* _Work required_: Please return every line from the entries that has the string "this" in it.

* _Raw data_:
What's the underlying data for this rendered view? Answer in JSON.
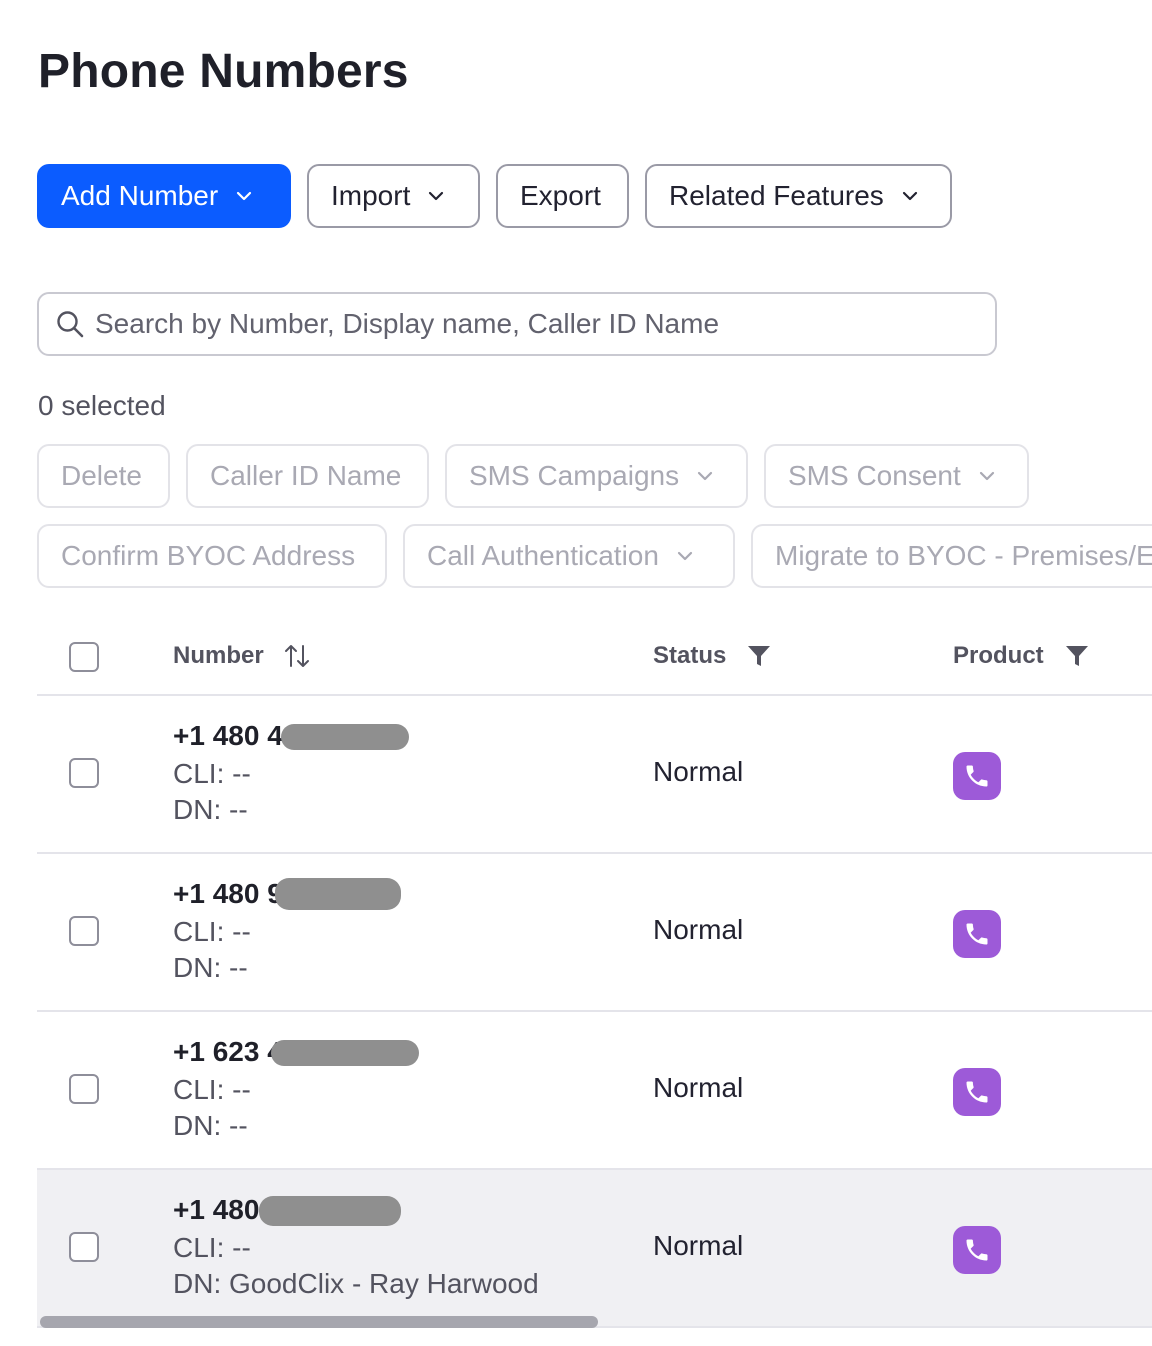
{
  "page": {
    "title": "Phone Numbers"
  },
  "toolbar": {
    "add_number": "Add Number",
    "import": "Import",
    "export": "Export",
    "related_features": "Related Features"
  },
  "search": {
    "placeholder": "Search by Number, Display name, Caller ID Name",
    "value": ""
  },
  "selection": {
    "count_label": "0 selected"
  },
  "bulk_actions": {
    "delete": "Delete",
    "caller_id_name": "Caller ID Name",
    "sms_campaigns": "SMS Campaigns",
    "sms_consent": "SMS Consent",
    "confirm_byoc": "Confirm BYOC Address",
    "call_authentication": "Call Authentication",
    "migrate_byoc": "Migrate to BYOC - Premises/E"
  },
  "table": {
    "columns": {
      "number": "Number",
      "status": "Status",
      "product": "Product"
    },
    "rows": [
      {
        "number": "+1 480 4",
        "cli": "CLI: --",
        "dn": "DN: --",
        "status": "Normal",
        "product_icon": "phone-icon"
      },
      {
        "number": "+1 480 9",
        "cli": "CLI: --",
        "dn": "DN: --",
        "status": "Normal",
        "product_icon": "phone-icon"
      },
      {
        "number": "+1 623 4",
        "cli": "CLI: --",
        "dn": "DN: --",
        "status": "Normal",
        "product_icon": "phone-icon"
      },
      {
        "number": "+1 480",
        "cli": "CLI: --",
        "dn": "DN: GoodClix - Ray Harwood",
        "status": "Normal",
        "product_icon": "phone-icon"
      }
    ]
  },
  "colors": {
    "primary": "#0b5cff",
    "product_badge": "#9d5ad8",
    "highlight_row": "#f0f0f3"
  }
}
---
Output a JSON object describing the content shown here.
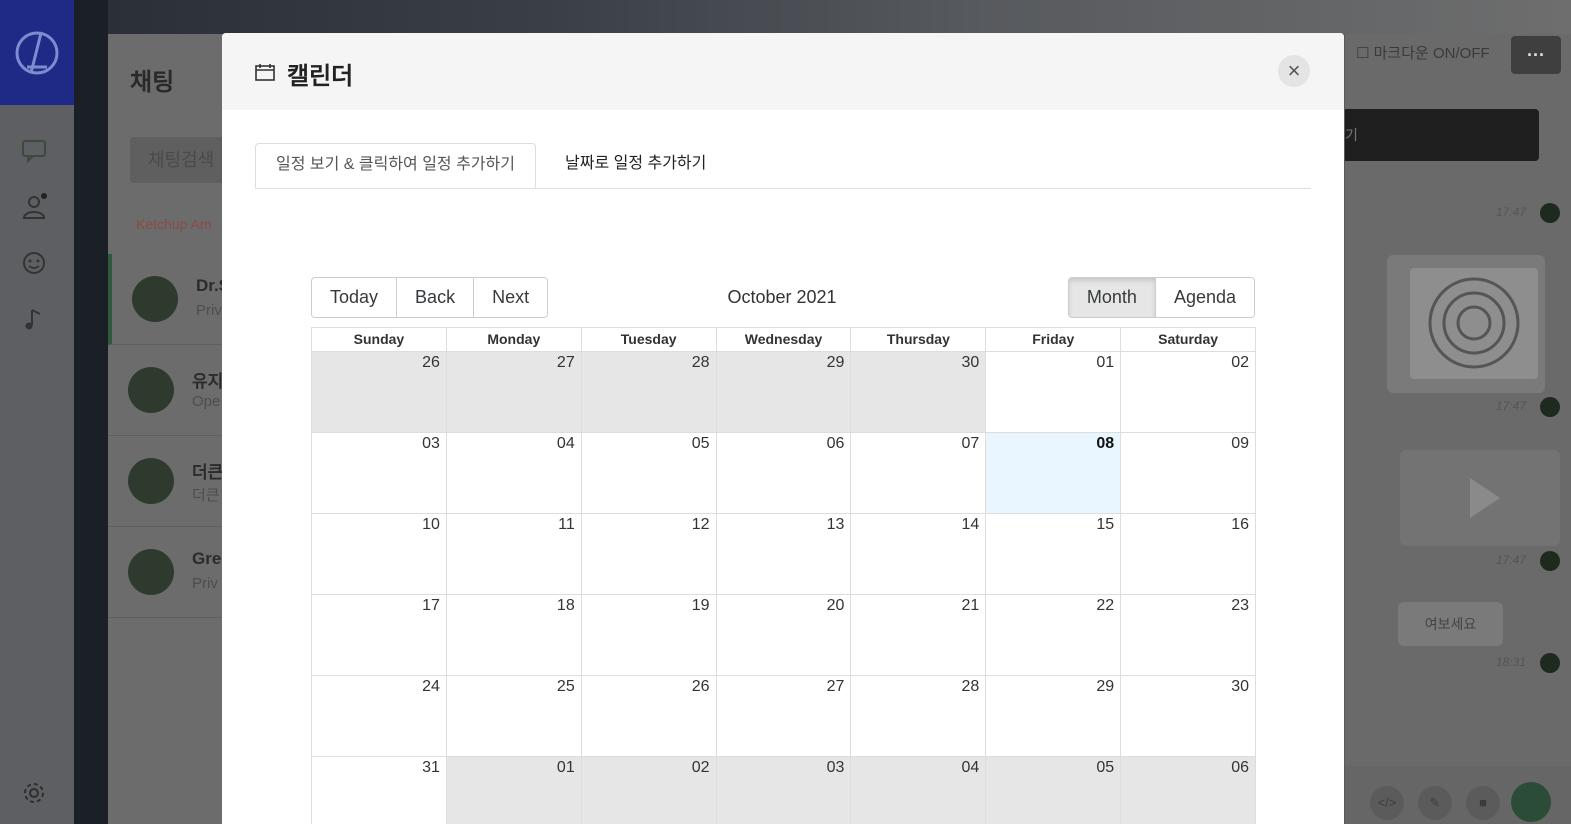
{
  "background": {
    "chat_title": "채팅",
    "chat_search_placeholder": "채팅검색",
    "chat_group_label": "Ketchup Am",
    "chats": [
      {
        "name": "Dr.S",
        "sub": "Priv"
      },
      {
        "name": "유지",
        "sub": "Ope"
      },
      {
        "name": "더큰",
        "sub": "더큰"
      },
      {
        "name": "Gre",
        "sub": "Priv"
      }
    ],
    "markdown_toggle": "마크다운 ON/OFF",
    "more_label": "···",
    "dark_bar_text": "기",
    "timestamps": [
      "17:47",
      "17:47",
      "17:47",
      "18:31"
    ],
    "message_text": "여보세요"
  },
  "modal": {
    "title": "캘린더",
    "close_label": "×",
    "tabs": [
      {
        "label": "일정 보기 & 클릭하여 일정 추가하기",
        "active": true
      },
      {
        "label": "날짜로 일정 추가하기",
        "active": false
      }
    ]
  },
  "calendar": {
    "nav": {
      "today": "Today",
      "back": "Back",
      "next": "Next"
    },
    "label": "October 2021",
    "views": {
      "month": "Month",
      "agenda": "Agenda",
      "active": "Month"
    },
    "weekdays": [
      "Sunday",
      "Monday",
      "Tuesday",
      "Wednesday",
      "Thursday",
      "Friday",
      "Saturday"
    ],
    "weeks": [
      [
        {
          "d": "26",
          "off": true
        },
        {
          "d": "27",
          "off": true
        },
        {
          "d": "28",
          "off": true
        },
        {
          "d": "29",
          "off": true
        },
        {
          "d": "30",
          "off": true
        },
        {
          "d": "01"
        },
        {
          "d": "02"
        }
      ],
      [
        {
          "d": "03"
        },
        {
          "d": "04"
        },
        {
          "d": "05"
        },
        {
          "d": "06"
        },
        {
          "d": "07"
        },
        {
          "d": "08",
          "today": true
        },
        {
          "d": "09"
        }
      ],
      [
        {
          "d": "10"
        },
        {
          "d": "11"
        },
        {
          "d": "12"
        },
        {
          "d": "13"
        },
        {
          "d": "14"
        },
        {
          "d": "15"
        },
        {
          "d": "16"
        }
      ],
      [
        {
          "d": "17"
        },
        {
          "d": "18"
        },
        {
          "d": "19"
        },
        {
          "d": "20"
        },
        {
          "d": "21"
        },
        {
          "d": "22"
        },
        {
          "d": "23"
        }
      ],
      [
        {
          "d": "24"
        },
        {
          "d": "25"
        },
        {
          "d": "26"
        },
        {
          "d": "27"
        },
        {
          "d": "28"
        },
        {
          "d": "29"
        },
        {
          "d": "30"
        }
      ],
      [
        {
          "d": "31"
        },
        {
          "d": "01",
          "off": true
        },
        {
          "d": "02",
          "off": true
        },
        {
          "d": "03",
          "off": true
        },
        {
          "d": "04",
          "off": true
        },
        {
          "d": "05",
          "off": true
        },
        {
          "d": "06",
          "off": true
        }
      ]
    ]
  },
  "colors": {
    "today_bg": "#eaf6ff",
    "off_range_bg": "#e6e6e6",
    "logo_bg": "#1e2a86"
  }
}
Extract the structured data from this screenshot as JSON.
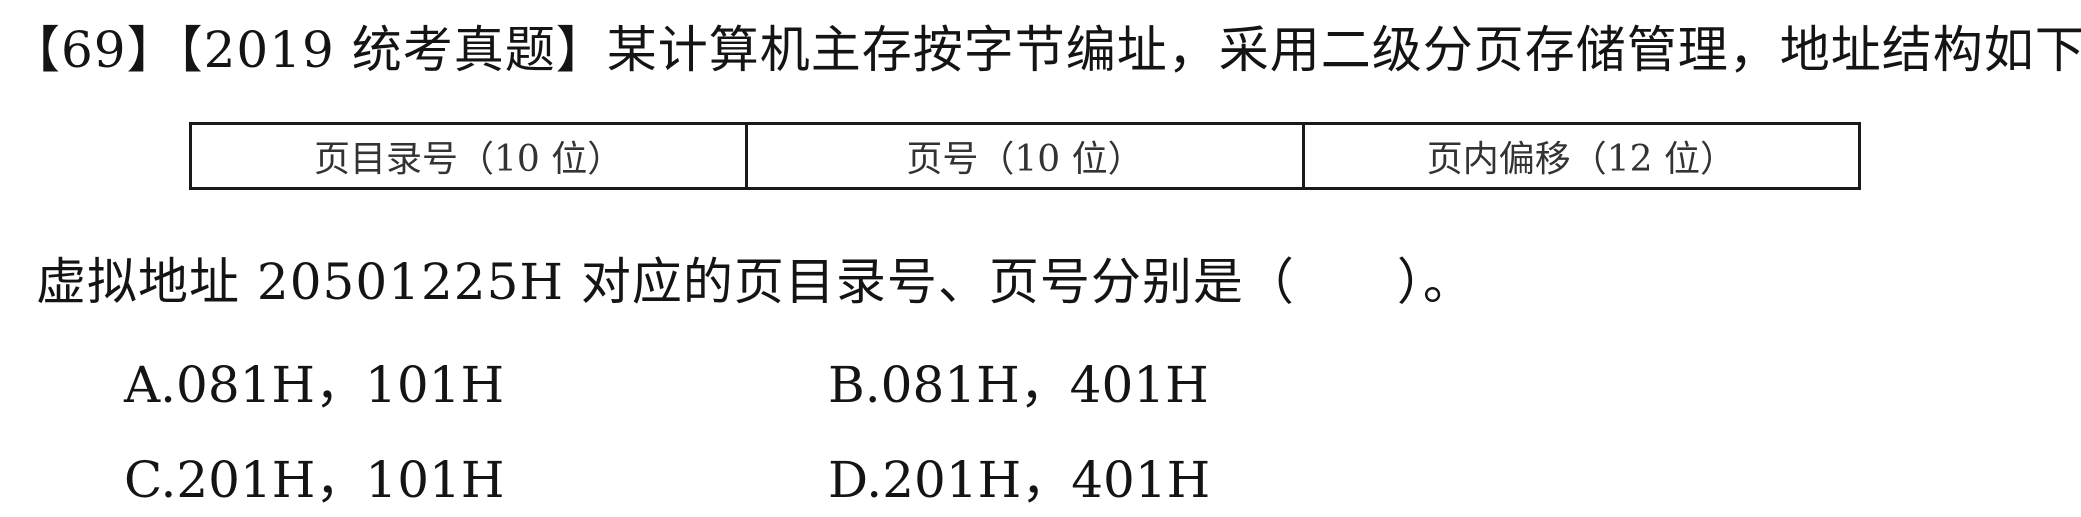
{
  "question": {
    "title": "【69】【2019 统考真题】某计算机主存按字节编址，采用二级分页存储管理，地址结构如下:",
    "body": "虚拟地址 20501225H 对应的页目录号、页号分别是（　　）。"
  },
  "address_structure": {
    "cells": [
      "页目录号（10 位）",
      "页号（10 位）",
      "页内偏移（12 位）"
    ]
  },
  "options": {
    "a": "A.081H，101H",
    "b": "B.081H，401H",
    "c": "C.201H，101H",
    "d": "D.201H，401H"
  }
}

* _Answer section_:
What's the underlying data for this rendered view? Answer in JSON.
Extract the structured data from this screenshot as JSON.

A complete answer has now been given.